Source data:
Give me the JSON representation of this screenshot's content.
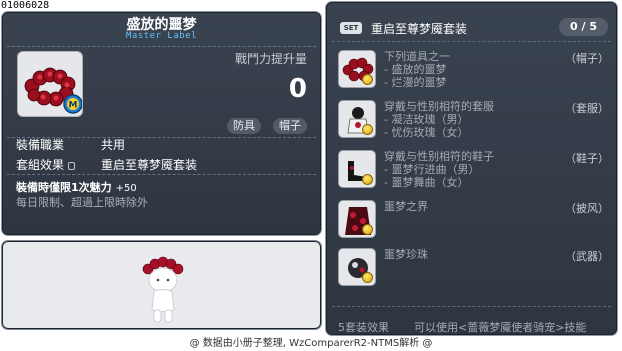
{
  "item_id": "01006028",
  "tooltip": {
    "name": "盛放的噩梦",
    "master_label": "Master Label",
    "power_label": "戰鬥力提升量",
    "power_value": "0",
    "tags": [
      "防具",
      "帽子"
    ],
    "job_label": "裝備職業",
    "job_value": "共用",
    "set_label": "套組效果",
    "set_value": "重启至尊梦魇套装",
    "bonus_label": "裝備時僅限1次魅力",
    "bonus_value": "+50",
    "limit_text": "每日限制、超過上限時除外",
    "icon": "rose-wreath-hat-icon"
  },
  "set_panel": {
    "badge": "SET",
    "title": "重启至尊梦魇套装",
    "count": "0 / 5",
    "items": [
      {
        "icon": "rose-wreath-hat-icon",
        "lines": [
          "下列道具之一",
          "- 盛放的噩梦",
          "- 烂漫的噩梦"
        ],
        "category": "（帽子）"
      },
      {
        "icon": "suit-outfit-icon",
        "lines": [
          "穿戴与性别相符的套服",
          "- 凝洁玫瑰（男）",
          "- 忧伤玫瑰（女）"
        ],
        "category": "（套服）"
      },
      {
        "icon": "shoes-icon",
        "lines": [
          "穿戴与性别相符的鞋子",
          "- 噩梦行进曲（男）",
          "- 噩梦舞曲（女）"
        ],
        "category": "（鞋子）"
      },
      {
        "icon": "cape-icon",
        "lines": [
          "噩梦之界"
        ],
        "category": "（披风）"
      },
      {
        "icon": "orb-weapon-icon",
        "lines": [
          "噩梦珍珠"
        ],
        "category": "（武器）"
      }
    ],
    "footer_label": "5套装效果",
    "footer_desc": "可以使用<蔷薇梦魇使者骑宠>技能"
  },
  "credit": "@ 数据由小册子整理, WzComparerR2-NTMS解析 @"
}
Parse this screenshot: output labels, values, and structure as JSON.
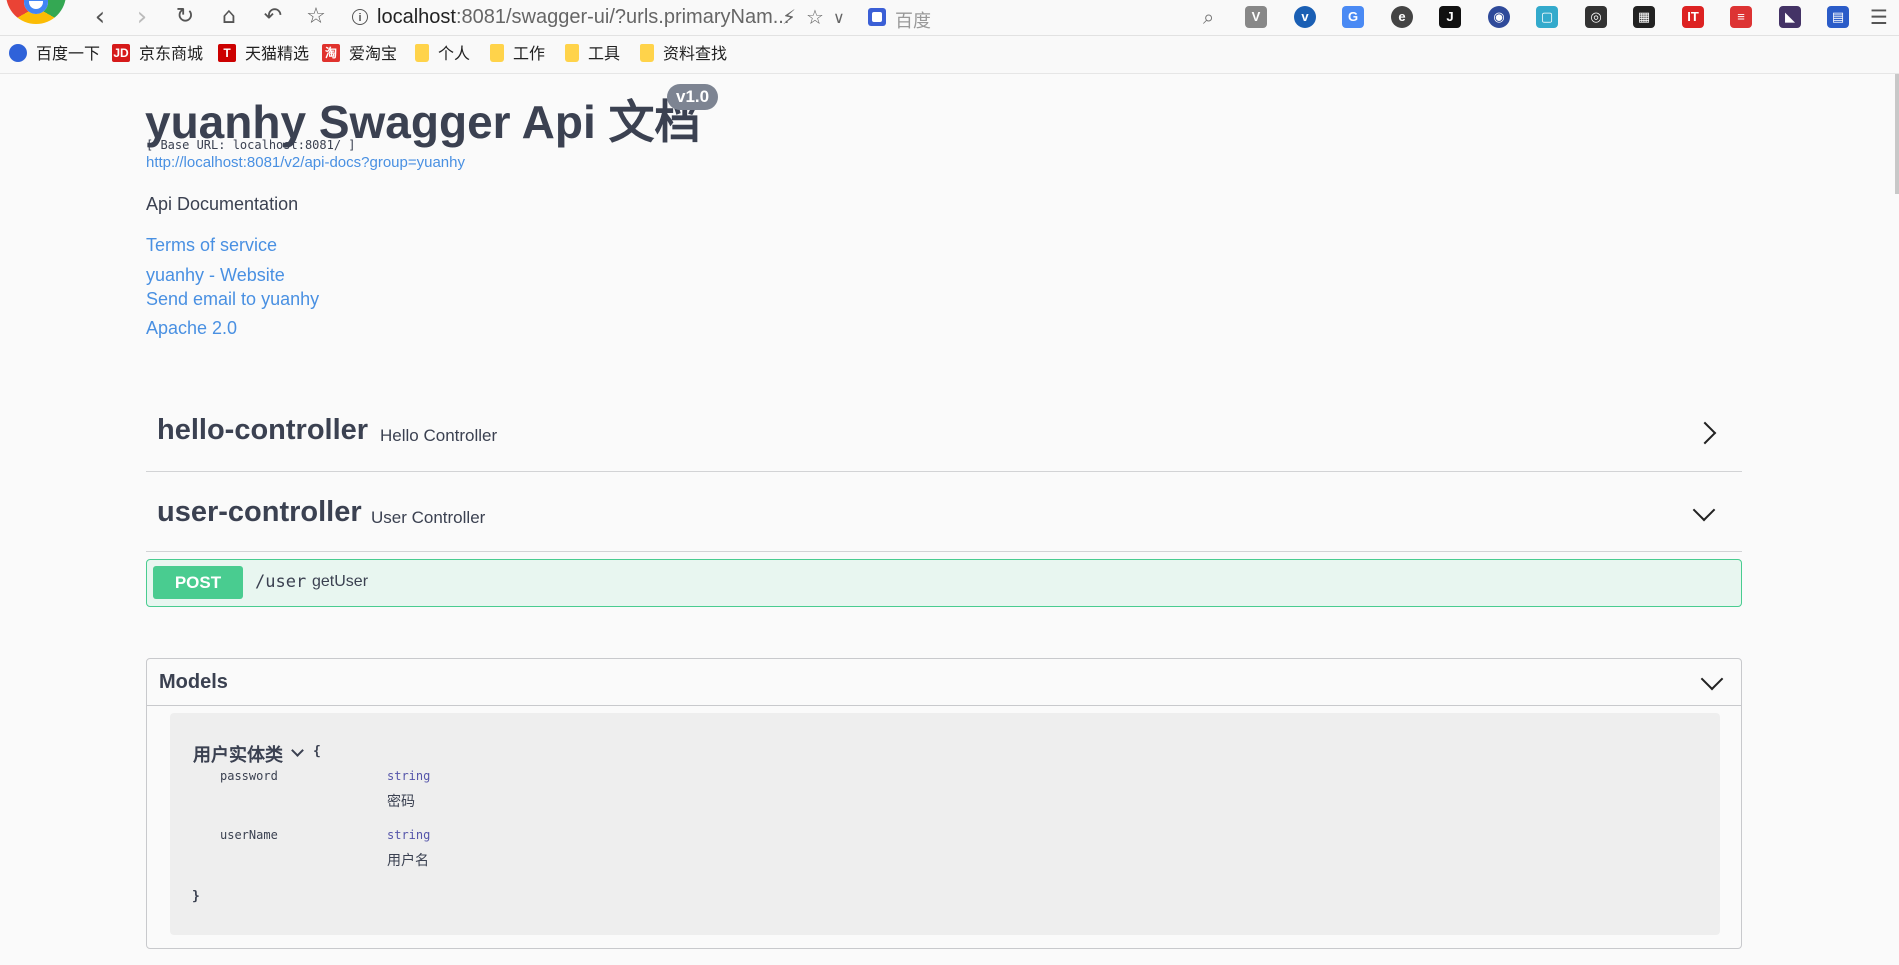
{
  "browser": {
    "address_host": "localhost",
    "address_rest": ":8081/swagger-ui/?urls.primaryNam...",
    "search_placeholder": "百度",
    "bookmarks": [
      "百度一下",
      "京东商城",
      "天猫精选",
      "爱淘宝",
      "个人",
      "工作",
      "工具",
      "资料查找"
    ]
  },
  "info": {
    "title": "yuanhy Swagger Api 文档",
    "version": "v1.0",
    "base_url": "[ Base URL: localhost:8081/ ]",
    "api_docs_url": "http://localhost:8081/v2/api-docs?group=yuanhy",
    "description": "Api Documentation",
    "terms": "Terms of service",
    "website": "yuanhy - Website",
    "email": "Send email to yuanhy",
    "license": "Apache 2.0"
  },
  "tags": [
    {
      "name": "hello-controller",
      "description": "Hello Controller",
      "expanded": false
    },
    {
      "name": "user-controller",
      "description": "User Controller",
      "expanded": true
    }
  ],
  "operation": {
    "method": "POST",
    "path": "/user",
    "summary": "getUser",
    "color": "#49cc90"
  },
  "models": {
    "title": "Models",
    "model_name": "用户实体类",
    "open_brace": "{",
    "close_brace": "}",
    "properties": [
      {
        "name": "password",
        "type": "string",
        "description": "密码"
      },
      {
        "name": "userName",
        "type": "string",
        "description": "用户名"
      }
    ]
  }
}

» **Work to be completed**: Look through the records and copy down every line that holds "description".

» **Expected answer**:
    "description": "Api Documentation",
      "description": "Hello Controller",
      "description": "User Controller",
        "description": "密码"
        "description": "用户名"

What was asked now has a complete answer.